Show every line below where "screenshot" appears.

[Information given — start]

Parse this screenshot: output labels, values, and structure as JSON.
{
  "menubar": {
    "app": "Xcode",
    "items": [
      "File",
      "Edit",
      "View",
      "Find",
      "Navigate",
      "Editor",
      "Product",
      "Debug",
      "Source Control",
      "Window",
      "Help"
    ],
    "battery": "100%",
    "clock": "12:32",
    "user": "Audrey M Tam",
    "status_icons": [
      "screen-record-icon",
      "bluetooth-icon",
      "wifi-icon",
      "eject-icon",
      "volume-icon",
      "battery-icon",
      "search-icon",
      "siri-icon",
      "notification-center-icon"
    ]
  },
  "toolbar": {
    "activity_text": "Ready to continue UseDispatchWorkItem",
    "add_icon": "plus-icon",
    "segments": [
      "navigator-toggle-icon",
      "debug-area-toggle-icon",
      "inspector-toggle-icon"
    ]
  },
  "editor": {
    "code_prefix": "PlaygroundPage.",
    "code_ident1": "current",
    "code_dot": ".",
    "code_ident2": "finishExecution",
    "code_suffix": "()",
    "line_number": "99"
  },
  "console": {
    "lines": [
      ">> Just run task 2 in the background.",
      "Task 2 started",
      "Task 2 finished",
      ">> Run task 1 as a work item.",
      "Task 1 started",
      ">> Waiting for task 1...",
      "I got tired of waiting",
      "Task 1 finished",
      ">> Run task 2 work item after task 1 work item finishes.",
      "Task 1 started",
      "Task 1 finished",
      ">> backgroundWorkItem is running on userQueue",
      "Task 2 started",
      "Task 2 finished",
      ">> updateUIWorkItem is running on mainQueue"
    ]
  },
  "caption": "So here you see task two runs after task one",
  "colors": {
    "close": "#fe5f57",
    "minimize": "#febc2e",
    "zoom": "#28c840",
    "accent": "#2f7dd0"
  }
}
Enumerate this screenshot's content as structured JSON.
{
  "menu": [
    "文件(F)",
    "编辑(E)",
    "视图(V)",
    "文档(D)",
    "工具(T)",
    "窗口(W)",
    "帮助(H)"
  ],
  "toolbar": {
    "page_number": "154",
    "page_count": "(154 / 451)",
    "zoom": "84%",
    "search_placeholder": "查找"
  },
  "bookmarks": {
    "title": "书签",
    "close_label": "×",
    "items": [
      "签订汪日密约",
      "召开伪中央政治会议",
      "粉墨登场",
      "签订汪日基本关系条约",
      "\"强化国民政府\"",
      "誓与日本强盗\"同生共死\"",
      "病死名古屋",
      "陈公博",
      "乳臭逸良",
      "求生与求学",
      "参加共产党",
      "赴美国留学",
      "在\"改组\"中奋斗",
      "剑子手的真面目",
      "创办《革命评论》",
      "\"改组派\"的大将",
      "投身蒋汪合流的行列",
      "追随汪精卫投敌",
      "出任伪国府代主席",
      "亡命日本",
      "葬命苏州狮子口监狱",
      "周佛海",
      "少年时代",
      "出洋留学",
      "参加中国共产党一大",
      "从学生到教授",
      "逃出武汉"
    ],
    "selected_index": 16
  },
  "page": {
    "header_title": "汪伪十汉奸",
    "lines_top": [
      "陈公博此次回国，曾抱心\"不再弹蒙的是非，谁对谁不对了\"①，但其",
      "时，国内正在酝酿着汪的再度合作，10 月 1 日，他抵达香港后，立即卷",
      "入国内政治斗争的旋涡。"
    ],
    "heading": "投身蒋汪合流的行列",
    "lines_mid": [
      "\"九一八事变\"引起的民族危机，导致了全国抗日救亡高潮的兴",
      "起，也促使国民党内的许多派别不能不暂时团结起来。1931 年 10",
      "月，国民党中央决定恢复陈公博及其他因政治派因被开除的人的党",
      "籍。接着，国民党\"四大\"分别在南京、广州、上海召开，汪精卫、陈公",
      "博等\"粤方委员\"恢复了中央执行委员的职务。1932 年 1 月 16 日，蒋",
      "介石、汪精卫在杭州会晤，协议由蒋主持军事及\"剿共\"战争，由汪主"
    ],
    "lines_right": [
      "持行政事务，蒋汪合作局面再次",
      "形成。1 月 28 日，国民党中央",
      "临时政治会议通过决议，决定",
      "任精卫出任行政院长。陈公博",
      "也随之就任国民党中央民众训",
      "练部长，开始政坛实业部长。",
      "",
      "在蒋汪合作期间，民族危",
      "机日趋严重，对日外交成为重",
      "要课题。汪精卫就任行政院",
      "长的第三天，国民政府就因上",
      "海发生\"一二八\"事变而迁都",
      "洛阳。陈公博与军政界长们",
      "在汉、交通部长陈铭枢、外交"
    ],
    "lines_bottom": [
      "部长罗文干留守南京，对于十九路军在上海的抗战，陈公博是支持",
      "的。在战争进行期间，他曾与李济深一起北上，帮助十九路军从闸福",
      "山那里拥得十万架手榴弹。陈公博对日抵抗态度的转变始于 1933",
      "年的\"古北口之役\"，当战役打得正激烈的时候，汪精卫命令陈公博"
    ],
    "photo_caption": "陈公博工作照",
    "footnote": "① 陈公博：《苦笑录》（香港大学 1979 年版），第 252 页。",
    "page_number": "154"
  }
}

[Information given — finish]

Response:
Parse this screenshot: output labels, values, and structure as JSON.
Enumerate this screenshot's content as structured JSON.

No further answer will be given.